Nicolas is at an emotional and spiritual low following a massacre in the village in which he worked. He is haunted by his inaction (“I don’t deserve God’s love,” he tells Darin, weeping); a wounded man seeking a path to redemption. In the slums, and with Julian, he finds a chance. For this is a place that is ignored by the world at large—“This isn’t even on the maps,” Julian tells Nicolas, looking out over the sprawling mess of buildings. Trapero’s long, unbroken shot of Renier’s introduction to the “white elephant” complex is a stunner, an immersive bit of filmmaking that is both stimulating and eye-opening. He makes us feel as if this is the entire universe, and that no other future lies beyond. “If you leave, the slum will go out and find you,” says one youngster, ominously.

Julian and Nicolas are joined in their efforts “to fight violence with love” by a caring social worker, Luciana (played wonderfully by Martina Gusman, who co-starred with Darin in Trapero’s “Carancho”). Throughout, while we’re involved with the characters and their individual journeys, the overall story and motivations are often fuzzy and hard to follow; when a romance develops between Nicolas and Luciana, it seems not just sudden, but utterly unsupported. And its lack of consequence is not just odd—it’s downright unrealistic.

As Nicolas and Luciana fall deeper for each other, drugs and violence take center stage, and Trapero’s script veers into the obvious. The film never seems to reach a strong conclusion, ending with a death that is nowhere near as emotional as it should be. Trapero’s script is simply too vague and predictable, and his direction, while spot-on at several points, lacks the visceral kick to the shins of similarly themed films like “City of God” or “Pixote.” Perhaps wisely, he never attempts the “documentary” feel that those two films achieved. But that invariably makes for a less memorable work.

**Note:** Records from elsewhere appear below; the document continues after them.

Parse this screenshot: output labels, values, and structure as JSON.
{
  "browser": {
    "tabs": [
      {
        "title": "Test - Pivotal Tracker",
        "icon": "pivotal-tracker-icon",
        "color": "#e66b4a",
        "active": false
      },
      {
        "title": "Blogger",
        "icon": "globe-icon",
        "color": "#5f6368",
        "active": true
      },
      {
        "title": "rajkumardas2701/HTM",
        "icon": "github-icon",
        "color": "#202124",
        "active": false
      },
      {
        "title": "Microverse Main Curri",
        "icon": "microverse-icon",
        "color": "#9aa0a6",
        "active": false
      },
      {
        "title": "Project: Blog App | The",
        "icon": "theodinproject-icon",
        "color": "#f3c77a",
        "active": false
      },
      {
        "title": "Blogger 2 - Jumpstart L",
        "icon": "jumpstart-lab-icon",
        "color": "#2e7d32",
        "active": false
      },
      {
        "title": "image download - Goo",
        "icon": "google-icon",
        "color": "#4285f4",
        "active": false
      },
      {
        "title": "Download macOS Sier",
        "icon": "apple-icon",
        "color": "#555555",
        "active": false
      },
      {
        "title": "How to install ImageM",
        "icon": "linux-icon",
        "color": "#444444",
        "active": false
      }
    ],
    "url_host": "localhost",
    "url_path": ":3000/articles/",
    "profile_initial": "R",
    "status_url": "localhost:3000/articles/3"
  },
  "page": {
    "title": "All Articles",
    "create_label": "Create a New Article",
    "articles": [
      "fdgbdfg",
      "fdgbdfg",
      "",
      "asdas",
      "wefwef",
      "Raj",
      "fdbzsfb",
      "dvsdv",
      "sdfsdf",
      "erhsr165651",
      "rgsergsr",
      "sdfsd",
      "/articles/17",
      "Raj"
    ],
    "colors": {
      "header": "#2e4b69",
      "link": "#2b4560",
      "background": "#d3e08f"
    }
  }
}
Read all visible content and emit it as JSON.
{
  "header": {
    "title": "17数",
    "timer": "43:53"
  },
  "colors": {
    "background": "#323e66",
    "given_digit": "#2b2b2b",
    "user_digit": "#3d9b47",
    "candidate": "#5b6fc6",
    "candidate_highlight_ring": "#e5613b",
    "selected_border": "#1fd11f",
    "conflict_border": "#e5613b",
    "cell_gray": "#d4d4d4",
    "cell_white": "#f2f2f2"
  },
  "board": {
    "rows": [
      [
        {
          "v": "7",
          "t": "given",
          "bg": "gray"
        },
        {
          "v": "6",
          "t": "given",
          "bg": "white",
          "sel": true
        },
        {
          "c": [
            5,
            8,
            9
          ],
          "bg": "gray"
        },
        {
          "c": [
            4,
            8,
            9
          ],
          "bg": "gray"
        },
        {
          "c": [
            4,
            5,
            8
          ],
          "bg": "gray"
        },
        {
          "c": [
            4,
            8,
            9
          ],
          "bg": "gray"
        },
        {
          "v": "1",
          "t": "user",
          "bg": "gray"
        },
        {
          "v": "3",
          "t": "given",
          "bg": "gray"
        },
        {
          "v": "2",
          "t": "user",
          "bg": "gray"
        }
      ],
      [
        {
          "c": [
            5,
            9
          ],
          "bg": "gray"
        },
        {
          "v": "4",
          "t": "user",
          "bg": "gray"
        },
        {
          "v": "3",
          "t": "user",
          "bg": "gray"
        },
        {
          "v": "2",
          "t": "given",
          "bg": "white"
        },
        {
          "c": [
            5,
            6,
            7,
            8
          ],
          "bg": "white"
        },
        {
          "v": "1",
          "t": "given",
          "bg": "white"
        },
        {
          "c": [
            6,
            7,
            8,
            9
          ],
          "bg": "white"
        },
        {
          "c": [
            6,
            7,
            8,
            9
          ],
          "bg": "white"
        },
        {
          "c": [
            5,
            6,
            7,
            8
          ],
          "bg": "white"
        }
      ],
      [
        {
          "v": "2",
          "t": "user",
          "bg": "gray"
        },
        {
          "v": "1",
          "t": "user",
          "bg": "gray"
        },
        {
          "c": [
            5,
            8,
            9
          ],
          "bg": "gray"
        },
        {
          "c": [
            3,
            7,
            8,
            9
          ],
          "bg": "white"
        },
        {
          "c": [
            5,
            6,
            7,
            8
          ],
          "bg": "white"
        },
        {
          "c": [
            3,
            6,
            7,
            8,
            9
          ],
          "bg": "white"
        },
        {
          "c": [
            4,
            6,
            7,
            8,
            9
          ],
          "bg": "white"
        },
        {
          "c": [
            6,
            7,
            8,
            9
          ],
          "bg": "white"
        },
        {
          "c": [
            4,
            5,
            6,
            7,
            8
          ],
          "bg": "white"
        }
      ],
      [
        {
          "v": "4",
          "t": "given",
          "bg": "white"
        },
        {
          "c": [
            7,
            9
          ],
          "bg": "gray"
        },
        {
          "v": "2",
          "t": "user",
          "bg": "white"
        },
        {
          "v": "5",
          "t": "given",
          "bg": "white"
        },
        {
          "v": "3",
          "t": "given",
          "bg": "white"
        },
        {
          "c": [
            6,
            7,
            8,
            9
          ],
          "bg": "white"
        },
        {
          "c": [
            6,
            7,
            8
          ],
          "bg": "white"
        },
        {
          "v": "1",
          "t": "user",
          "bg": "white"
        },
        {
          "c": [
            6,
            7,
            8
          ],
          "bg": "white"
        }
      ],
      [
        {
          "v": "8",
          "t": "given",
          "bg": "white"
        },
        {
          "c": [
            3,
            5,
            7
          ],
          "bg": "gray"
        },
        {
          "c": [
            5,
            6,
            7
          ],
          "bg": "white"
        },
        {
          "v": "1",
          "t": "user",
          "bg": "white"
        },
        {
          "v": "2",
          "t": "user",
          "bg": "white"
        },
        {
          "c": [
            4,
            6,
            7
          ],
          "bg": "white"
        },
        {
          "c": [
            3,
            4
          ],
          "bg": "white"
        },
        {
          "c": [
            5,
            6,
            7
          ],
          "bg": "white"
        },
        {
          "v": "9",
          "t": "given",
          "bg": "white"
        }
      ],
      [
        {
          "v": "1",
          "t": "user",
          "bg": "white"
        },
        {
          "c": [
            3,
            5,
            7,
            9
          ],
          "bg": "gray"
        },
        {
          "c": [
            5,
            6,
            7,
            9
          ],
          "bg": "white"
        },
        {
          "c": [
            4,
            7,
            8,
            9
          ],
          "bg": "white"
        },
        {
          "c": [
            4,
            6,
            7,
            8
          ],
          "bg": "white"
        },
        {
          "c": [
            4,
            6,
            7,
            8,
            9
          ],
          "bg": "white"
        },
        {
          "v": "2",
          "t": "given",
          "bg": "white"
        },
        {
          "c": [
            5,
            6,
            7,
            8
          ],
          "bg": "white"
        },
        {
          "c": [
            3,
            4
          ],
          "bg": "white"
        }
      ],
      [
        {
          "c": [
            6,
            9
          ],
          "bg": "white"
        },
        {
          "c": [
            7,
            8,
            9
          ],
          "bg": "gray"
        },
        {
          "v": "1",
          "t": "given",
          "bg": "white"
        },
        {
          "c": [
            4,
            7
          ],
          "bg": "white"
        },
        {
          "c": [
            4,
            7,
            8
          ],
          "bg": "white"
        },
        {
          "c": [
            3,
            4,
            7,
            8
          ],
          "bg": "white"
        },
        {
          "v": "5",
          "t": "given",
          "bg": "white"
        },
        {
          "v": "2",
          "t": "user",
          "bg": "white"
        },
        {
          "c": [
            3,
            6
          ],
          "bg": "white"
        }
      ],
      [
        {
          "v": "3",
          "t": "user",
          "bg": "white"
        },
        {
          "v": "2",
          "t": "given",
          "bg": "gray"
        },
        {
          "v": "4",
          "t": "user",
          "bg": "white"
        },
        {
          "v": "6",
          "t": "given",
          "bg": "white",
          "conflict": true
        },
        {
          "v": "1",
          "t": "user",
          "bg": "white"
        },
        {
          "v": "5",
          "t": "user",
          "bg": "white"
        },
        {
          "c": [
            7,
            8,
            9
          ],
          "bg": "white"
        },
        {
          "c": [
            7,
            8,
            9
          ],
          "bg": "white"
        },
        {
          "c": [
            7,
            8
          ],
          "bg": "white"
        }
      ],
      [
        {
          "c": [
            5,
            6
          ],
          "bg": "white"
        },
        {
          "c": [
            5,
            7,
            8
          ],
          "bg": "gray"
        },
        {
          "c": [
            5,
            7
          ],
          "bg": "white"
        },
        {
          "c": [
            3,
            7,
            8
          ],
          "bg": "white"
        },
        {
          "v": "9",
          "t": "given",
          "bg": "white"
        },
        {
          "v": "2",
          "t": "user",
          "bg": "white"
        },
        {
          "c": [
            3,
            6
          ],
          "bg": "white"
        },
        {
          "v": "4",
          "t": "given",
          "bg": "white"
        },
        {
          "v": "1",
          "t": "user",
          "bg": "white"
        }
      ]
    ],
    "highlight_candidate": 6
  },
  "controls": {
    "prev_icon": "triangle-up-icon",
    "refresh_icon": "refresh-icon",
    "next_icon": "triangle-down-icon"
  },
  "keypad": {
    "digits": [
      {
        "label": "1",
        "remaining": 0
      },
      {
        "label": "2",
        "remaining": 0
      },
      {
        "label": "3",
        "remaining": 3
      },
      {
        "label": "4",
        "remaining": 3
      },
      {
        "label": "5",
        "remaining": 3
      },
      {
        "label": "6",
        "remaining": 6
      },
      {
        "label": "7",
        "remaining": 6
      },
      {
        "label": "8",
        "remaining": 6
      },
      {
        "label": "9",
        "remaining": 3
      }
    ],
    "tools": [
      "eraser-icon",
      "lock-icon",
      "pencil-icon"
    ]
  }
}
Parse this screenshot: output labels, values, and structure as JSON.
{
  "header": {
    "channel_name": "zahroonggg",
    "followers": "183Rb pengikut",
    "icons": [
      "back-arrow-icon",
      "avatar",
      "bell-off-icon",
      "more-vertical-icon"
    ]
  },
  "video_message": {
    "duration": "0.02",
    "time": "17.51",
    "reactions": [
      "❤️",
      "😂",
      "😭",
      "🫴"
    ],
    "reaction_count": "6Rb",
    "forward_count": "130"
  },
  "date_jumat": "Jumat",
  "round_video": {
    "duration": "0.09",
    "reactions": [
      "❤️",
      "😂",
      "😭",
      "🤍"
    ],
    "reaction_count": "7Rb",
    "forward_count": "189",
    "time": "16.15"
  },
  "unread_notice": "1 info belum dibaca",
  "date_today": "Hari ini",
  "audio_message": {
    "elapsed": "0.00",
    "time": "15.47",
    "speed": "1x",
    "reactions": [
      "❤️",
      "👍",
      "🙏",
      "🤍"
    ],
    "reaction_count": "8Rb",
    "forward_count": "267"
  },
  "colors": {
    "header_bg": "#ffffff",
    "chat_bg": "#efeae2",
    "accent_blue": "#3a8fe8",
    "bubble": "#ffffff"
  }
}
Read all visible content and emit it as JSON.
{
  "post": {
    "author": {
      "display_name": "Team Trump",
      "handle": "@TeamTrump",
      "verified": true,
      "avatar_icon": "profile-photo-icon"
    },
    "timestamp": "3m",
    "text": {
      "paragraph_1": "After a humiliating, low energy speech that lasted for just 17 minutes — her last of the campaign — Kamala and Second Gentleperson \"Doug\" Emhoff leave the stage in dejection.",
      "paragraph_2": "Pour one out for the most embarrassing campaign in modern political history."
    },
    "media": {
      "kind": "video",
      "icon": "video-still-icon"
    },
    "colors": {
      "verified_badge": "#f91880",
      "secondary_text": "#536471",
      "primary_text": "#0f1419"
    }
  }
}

The acting is top-notch across the board, with Darin and Rennier doing some of their finest work, and Gusman a clear star in the making. The film’s other most notable triumph is its music from composer-pianist Michael Nyman. While Nyman’s work here lacks the inimitable majesty of his soundtrack to Jane Campion’s “The Piano,” the music brings a suitable air of grace to the harsh setting of “Elephant.” Its somber yet soaring sound is a surprising but welcome accompaniment to the action, especially upon Julian’s arrival to a grieving Nicolas. It is undoubtedly one of the most memorable scores I’ve heard in months, yet it is used too infrequently, and, it must be said, often feels too epic for what’s onscreen. The emotion of the moment is occasionally dwarfed by the emotion of the soundtrack.

Upon final analysis, it is difficult to tell whether we are meant to feel emboldened by the small, baby-step achievements we see onscreen, or saddened over the big-picture disappointments. (“It’s easy to be a martyr,” Julian tells Nicolas. “To be a hero, too. The hardest thing is working day after day knowing your work is meaningless.”) I hate to come down too hard on “White Elephant,” since it gets so much right. While it never fully transcends the feeling of I’ve-seen-this-tale-before, it is certainly a worthy, mostly realistic journey. It marks Trapero yet again as a filmmaker to watch, and Darin, especially, as a performer who gets better each time he’s on screen. It never breaks the shackles of predictability, but even with its missteps, “White Elephant” deserves an international audience. [B-]